He was asked to comment in Quezon City near Manila about the competence test being required for journalists to take in Indonesia.
Arlene said a journalist, wherever he or she is, is required to work professionally and to know the ethics and responsibility of his or her work
If a journalist is not competent in his or her field, they will always face potential problems.
According to Arlene, the idea of holding competence tests for journalists is a good step since it has never occurred in other countries.
Therefore, it could be carried out in other countries, such as the Philippines, as long as the proposal comes from the journalists association itself, as in Indonesia.

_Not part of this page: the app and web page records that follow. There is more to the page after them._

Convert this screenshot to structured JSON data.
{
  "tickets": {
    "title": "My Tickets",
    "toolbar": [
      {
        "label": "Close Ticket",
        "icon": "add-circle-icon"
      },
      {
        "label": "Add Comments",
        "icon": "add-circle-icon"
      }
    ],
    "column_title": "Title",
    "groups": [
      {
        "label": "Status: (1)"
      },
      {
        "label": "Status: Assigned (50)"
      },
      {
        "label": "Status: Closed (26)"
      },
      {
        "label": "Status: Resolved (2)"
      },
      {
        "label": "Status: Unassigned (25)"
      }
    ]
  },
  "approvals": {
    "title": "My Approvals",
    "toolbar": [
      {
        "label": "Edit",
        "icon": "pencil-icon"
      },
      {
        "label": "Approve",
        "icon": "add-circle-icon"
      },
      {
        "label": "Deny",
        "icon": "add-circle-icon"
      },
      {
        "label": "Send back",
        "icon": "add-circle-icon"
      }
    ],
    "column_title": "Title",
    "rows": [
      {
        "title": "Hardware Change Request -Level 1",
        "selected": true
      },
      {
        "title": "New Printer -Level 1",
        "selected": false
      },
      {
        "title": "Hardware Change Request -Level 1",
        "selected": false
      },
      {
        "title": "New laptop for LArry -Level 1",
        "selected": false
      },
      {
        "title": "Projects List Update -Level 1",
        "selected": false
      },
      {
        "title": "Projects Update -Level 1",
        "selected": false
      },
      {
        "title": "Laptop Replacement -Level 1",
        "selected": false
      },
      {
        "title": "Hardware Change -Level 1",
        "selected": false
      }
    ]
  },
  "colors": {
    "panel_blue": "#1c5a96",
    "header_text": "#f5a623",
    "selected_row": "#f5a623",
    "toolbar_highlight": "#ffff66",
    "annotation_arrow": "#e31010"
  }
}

However, noted Philippine investigative journalist Luz Rimban expressed confusion about why the competence test, which has not been embraced by members of the press, would be implemented in Indonesia.
"I am surprised to hear that even the Indonesian Independent Journalist Association (AJI) also agreed to it," he said.
Luz said the competence test must have been created to differentiate between real journalists and unqualified reporters. He added that he had many friends in the AJI.
"We also have a serious problem here, which is similar to what is called in Indonesia as a `bodrex` reporter (a term usually referring to a reporter looking for an envelop)," said Luz, who is one of the founders of an investigative reporters association in the Philippines.
Luz expressed his disagreement about whether the competence test was related to the need for journalists to be certified, such as doctors, lawyers and accountants, even if they have a profession which, respectively, needed expertise.
He noted that journalistic work was related to the freedom of expression, which was protected by the constitution.
Luz recalled that the competence test should not lead to the government restricting the freedom of the press. But the problem will be different if it is carried out based on the commitment of the press, as in Indonesia.
Dr Violet Valdez, the executive director of the ACFJ (Asian Center for Journalism), hailed the implementation of the competence test for Indonesian journalists, saying it was something interesting to study.
The decision to conduct competence tests for journalists was signed by leaders of the nation's press organizations on January 26, 2010.
Since the launching of the program in Indonesia, over 2,500 journalists have undergone the test.